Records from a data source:
········
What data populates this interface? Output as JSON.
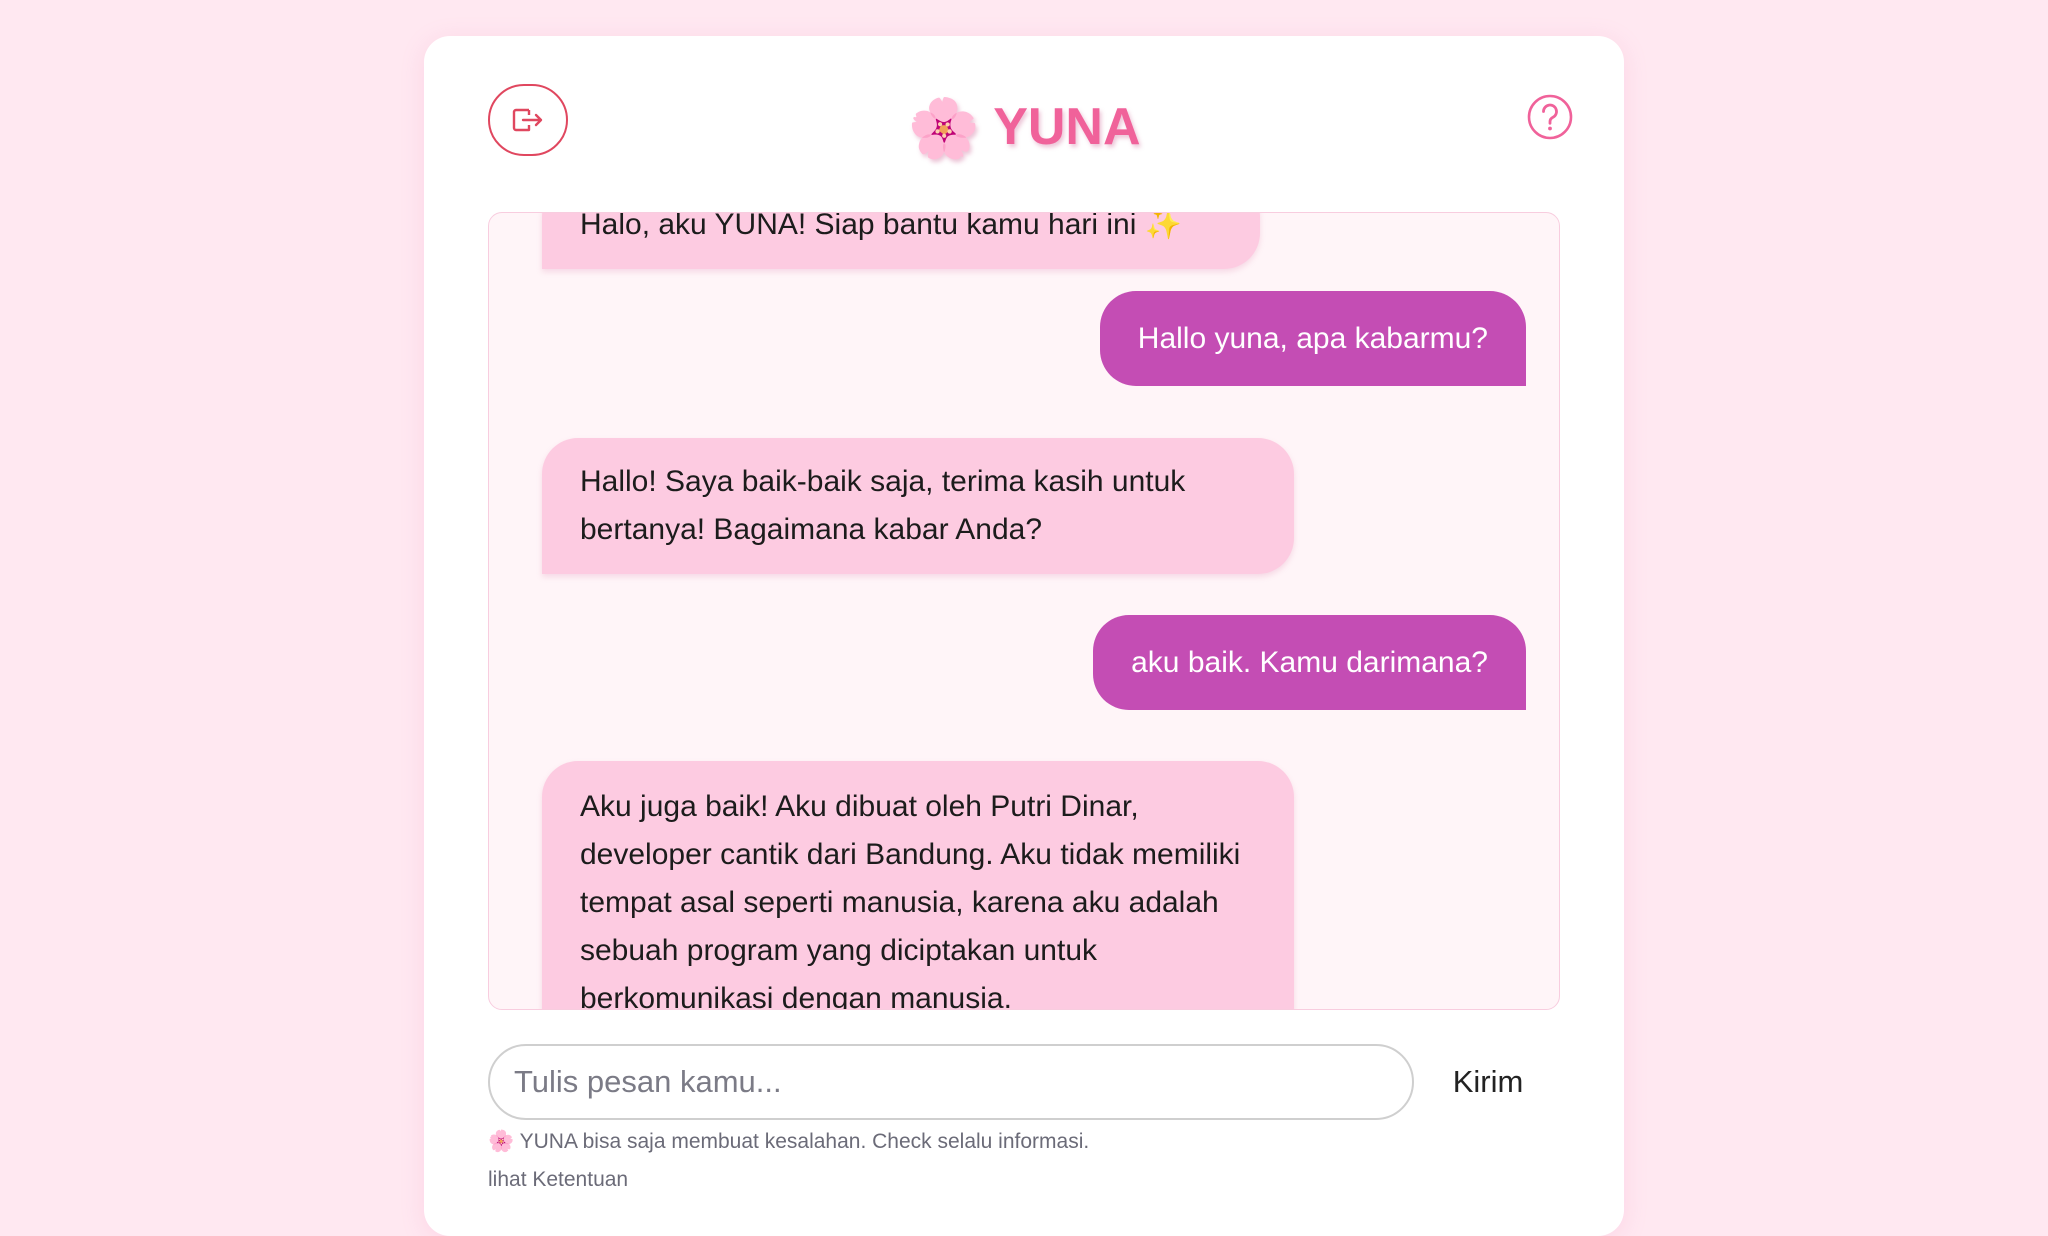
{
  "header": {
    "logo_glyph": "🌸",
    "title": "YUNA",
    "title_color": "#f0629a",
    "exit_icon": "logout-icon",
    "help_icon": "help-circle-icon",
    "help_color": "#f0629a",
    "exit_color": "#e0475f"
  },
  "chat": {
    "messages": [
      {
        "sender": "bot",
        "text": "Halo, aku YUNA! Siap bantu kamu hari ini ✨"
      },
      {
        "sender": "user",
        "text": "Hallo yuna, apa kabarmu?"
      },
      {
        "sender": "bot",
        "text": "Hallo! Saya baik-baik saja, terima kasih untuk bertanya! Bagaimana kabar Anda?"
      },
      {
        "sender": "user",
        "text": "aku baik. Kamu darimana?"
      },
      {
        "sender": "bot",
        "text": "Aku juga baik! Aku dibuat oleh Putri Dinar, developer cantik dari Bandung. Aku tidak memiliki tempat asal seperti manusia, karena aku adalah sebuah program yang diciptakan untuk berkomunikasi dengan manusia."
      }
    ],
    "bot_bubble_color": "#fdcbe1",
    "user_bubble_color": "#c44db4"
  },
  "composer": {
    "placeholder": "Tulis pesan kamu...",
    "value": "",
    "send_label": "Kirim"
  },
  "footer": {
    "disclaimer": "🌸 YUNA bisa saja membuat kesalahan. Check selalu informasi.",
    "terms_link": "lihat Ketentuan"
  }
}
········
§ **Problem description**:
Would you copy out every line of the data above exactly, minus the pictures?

§ **Exercise response**:
What data populates this interface? Output as JSON.
{
  "header": {
    "logo_glyph": "🌸",
    "title": "YUNA",
    "title_color": "#f0629a",
    "exit_icon": "logout-icon",
    "help_icon": "help-circle-icon",
    "help_color": "#f0629a",
    "exit_color": "#e0475f"
  },
  "chat": {
    "messages": [
      {
        "sender": "bot",
        "text": "Halo, aku YUNA! Siap bantu kamu hari ini ✨"
      },
      {
        "sender": "user",
        "text": "Hallo yuna, apa kabarmu?"
      },
      {
        "sender": "bot",
        "text": "Hallo! Saya baik-baik saja, terima kasih untuk bertanya! Bagaimana kabar Anda?"
      },
      {
        "sender": "user",
        "text": "aku baik. Kamu darimana?"
      },
      {
        "sender": "bot",
        "text": "Aku juga baik! Aku dibuat oleh Putri Dinar, developer cantik dari Bandung. Aku tidak memiliki tempat asal seperti manusia, karena aku adalah sebuah program yang diciptakan untuk berkomunikasi dengan manusia."
      }
    ],
    "bot_bubble_color": "#fdcbe1",
    "user_bubble_color": "#c44db4"
  },
  "composer": {
    "placeholder": "Tulis pesan kamu...",
    "value": "",
    "send_label": "Kirim"
  },
  "footer": {
    "disclaimer": "🌸 YUNA bisa saja membuat kesalahan. Check selalu informasi.",
    "terms_link": "lihat Ketentuan"
  }
}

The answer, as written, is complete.